Provide the records once more, identical to the original.

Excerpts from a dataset
......

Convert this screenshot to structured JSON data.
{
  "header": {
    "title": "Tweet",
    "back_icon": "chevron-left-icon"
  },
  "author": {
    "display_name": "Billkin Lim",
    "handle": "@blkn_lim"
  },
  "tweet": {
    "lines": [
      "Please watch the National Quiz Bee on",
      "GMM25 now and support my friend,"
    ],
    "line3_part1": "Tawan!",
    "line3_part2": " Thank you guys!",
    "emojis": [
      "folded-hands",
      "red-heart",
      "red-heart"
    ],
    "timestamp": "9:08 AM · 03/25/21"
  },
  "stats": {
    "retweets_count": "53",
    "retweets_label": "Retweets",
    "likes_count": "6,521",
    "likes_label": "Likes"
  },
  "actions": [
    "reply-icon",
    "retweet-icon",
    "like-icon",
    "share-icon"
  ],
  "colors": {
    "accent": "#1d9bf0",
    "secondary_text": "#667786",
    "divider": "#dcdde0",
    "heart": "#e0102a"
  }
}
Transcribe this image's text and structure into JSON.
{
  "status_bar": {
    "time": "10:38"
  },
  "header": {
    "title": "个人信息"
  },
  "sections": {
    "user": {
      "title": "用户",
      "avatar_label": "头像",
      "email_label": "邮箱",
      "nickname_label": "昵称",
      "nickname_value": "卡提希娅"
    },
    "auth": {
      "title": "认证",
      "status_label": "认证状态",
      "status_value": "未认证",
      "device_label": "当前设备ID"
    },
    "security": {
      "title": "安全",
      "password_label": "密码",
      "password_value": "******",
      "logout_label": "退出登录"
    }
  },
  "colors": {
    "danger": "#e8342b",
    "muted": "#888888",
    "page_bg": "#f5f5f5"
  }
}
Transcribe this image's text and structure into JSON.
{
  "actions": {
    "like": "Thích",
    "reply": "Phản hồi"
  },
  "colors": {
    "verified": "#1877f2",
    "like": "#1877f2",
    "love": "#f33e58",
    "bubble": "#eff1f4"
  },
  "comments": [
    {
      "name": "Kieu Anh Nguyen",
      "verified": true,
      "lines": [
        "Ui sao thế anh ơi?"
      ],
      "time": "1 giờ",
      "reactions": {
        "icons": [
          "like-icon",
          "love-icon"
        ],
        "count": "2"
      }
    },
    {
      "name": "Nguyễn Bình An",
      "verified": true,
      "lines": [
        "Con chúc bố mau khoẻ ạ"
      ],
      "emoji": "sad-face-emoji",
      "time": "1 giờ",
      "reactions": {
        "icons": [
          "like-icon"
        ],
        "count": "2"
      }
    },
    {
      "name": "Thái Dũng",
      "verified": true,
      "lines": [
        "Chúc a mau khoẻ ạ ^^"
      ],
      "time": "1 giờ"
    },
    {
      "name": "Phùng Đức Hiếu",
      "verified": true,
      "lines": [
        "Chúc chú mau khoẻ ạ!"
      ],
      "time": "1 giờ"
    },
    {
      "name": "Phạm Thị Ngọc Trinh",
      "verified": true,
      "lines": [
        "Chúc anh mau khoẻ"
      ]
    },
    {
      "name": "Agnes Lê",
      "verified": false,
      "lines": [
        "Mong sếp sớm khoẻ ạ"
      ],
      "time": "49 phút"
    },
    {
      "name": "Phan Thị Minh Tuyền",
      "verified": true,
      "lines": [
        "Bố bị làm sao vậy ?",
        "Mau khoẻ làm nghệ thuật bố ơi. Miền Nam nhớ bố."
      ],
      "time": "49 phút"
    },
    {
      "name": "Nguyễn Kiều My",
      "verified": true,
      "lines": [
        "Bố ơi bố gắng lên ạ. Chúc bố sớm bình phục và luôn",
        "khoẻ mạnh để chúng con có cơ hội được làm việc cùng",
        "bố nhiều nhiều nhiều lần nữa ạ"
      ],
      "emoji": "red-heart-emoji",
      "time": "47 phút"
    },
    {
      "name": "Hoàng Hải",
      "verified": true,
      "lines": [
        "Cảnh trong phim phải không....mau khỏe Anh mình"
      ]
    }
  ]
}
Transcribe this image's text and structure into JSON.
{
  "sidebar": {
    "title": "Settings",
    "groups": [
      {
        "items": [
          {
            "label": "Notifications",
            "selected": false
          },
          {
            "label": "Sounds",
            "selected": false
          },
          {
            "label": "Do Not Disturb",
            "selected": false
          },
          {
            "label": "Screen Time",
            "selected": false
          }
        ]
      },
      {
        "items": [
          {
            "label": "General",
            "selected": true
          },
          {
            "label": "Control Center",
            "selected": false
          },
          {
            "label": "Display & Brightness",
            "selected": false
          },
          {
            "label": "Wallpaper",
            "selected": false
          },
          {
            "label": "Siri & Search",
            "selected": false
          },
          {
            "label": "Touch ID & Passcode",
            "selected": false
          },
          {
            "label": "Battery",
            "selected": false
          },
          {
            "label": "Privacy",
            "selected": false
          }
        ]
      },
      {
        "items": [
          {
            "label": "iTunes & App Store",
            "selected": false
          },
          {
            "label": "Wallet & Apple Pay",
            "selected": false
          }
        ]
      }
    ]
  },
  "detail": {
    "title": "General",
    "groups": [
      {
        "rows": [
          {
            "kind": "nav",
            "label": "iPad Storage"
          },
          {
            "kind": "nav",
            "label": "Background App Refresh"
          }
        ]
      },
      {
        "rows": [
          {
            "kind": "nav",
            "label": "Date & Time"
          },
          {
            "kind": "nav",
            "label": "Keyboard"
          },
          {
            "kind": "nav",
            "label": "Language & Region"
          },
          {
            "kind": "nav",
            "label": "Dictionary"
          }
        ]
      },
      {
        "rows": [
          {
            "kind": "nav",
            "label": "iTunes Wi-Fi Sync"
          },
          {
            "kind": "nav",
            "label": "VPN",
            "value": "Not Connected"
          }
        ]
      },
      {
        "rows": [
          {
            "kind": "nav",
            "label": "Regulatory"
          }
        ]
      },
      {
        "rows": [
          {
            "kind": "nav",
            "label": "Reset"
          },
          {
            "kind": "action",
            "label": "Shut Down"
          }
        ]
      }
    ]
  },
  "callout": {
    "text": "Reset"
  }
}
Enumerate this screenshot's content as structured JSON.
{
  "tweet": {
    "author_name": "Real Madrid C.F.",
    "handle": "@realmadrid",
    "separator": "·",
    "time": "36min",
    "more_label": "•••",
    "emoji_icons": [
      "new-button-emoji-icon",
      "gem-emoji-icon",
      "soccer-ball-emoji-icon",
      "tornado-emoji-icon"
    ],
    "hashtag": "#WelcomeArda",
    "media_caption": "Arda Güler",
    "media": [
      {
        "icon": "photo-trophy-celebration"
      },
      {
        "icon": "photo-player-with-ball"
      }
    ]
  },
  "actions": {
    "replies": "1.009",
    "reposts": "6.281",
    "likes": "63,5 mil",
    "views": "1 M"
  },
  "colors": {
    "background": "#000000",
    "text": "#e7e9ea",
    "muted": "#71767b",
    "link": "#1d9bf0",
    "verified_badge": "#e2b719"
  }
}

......

SOLUTION FOR THIS PROBLEM:
Convert this screenshot to structured JSON data.
{
  "header": {
    "title": "Tweet",
    "back_icon": "chevron-left-icon"
  },
  "author": {
    "display_name": "Billkin Lim",
    "handle": "@blkn_lim"
  },
  "tweet": {
    "lines": [
      "Please watch the National Quiz Bee on",
      "GMM25 now and support my friend,"
    ],
    "line3_part1": "Tawan!",
    "line3_part2": " Thank you guys!",
    "emojis": [
      "folded-hands",
      "red-heart",
      "red-heart"
    ],
    "timestamp": "9:08 AM · 03/25/21"
  },
  "stats": {
    "retweets_count": "53",
    "retweets_label": "Retweets",
    "likes_count": "6,521",
    "likes_label": "Likes"
  },
  "actions": [
    "reply-icon",
    "retweet-icon",
    "like-icon",
    "share-icon"
  ],
  "colors": {
    "accent": "#1d9bf0",
    "secondary_text": "#667786",
    "divider": "#dcdde0",
    "heart": "#e0102a"
  }
}
Transcribe this image's text and structure into JSON.
{
  "status_bar": {
    "time": "10:38"
  },
  "header": {
    "title": "个人信息"
  },
  "sections": {
    "user": {
      "title": "用户",
      "avatar_label": "头像",
      "email_label": "邮箱",
      "nickname_label": "昵称",
      "nickname_value": "卡提希娅"
    },
    "auth": {
      "title": "认证",
      "status_label": "认证状态",
      "status_value": "未认证",
      "device_label": "当前设备ID"
    },
    "security": {
      "title": "安全",
      "password_label": "密码",
      "password_value": "******",
      "logout_label": "退出登录"
    }
  },
  "colors": {
    "danger": "#e8342b",
    "muted": "#888888",
    "page_bg": "#f5f5f5"
  }
}
Transcribe this image's text and structure into JSON.
{
  "actions": {
    "like": "Thích",
    "reply": "Phản hồi"
  },
  "colors": {
    "verified": "#1877f2",
    "like": "#1877f2",
    "love": "#f33e58",
    "bubble": "#eff1f4"
  },
  "comments": [
    {
      "name": "Kieu Anh Nguyen",
      "verified": true,
      "lines": [
        "Ui sao thế anh ơi?"
      ],
      "time": "1 giờ",
      "reactions": {
        "icons": [
          "like-icon",
          "love-icon"
        ],
        "count": "2"
      }
    },
    {
      "name": "Nguyễn Bình An",
      "verified": true,
      "lines": [
        "Con chúc bố mau khoẻ ạ"
      ],
      "emoji": "sad-face-emoji",
      "time": "1 giờ",
      "reactions": {
        "icons": [
          "like-icon"
        ],
        "count": "2"
      }
    },
    {
      "name": "Thái Dũng",
      "verified": true,
      "lines": [
        "Chúc a mau khoẻ ạ ^^"
      ],
      "time": "1 giờ"
    },
    {
      "name": "Phùng Đức Hiếu",
      "verified": true,
      "lines": [
        "Chúc chú mau khoẻ ạ!"
      ],
      "time": "1 giờ"
    },
    {
      "name": "Phạm Thị Ngọc Trinh",
      "verified": true,
      "lines": [
        "Chúc anh mau khoẻ"
      ]
    },
    {
      "name": "Agnes Lê",
      "verified": false,
      "lines": [
        "Mong sếp sớm khoẻ ạ"
      ],
      "time": "49 phút"
    },
    {
      "name": "Phan Thị Minh Tuyền",
      "verified": true,
      "lines": [
        "Bố bị làm sao vậy ?",
        "Mau khoẻ làm nghệ thuật bố ơi. Miền Nam nhớ bố."
      ],
      "time": "49 phút"
    },
    {
      "name": "Nguyễn Kiều My",
      "verified": true,
      "lines": [
        "Bố ơi bố gắng lên ạ. Chúc bố sớm bình phục và luôn",
        "khoẻ mạnh để chúng con có cơ hội được làm việc cùng",
        "bố nhiều nhiều nhiều lần nữa ạ"
      ],
      "emoji": "red-heart-emoji",
      "time": "47 phút"
    },
    {
      "name": "Hoàng Hải",
      "verified": true,
      "lines": [
        "Cảnh trong phim phải không....mau khỏe Anh mình"
      ]
    }
  ]
}
Transcribe this image's text and structure into JSON.
{
  "sidebar": {
    "title": "Settings",
    "groups": [
      {
        "items": [
          {
            "label": "Notifications",
            "selected": false
          },
          {
            "label": "Sounds",
            "selected": false
          },
          {
            "label": "Do Not Disturb",
            "selected": false
          },
          {
            "label": "Screen Time",
            "selected": false
          }
        ]
      },
      {
        "items": [
          {
            "label": "General",
            "selected": true
          },
          {
            "label": "Control Center",
            "selected": false
          },
          {
            "label": "Display & Brightness",
            "selected": false
          },
          {
            "label": "Wallpaper",
            "selected": false
          },
          {
            "label": "Siri & Search",
            "selected": false
          },
          {
            "label": "Touch ID & Passcode",
            "selected": false
          },
          {
            "label": "Battery",
            "selected": false
          },
          {
            "label": "Privacy",
            "selected": false
          }
        ]
      },
      {
        "items": [
          {
            "label": "iTunes & App Store",
            "selected": false
          },
          {
            "label": "Wallet & Apple Pay",
            "selected": false
          }
        ]
      }
    ]
  },
  "detail": {
    "title": "General",
    "groups": [
      {
        "rows": [
          {
            "kind": "nav",
            "label": "iPad Storage"
          },
          {
            "kind": "nav",
            "label": "Background App Refresh"
          }
        ]
      },
      {
        "rows": [
          {
            "kind": "nav",
            "label": "Date & Time"
          },
          {
            "kind": "nav",
            "label": "Keyboard"
          },
          {
            "kind": "nav",
            "label": "Language & Region"
          },
          {
            "kind": "nav",
            "label": "Dictionary"
          }
        ]
      },
      {
        "rows": [
          {
            "kind": "nav",
            "label": "iTunes Wi-Fi Sync"
          },
          {
            "kind": "nav",
            "label": "VPN",
            "value": "Not Connected"
          }
        ]
      },
      {
        "rows": [
          {
            "kind": "nav",
            "label": "Regulatory"
          }
        ]
      },
      {
        "rows": [
          {
            "kind": "nav",
            "label": "Reset"
          },
          {
            "kind": "action",
            "label": "Shut Down"
          }
        ]
      }
    ]
  },
  "callout": {
    "text": "Reset"
  }
}
Enumerate this screenshot's content as structured JSON.
{
  "tweet": {
    "author_name": "Real Madrid C.F.",
    "handle": "@realmadrid",
    "separator": "·",
    "time": "36min",
    "more_label": "•••",
    "emoji_icons": [
      "new-button-emoji-icon",
      "gem-emoji-icon",
      "soccer-ball-emoji-icon",
      "tornado-emoji-icon"
    ],
    "hashtag": "#WelcomeArda",
    "media_caption": "Arda Güler",
    "media": [
      {
        "icon": "photo-trophy-celebration"
      },
      {
        "icon": "photo-player-with-ball"
      }
    ]
  },
  "actions": {
    "replies": "1.009",
    "reposts": "6.281",
    "likes": "63,5 mil",
    "views": "1 M"
  },
  "colors": {
    "background": "#000000",
    "text": "#e7e9ea",
    "muted": "#71767b",
    "link": "#1d9bf0",
    "verified_badge": "#e2b719"
  }
}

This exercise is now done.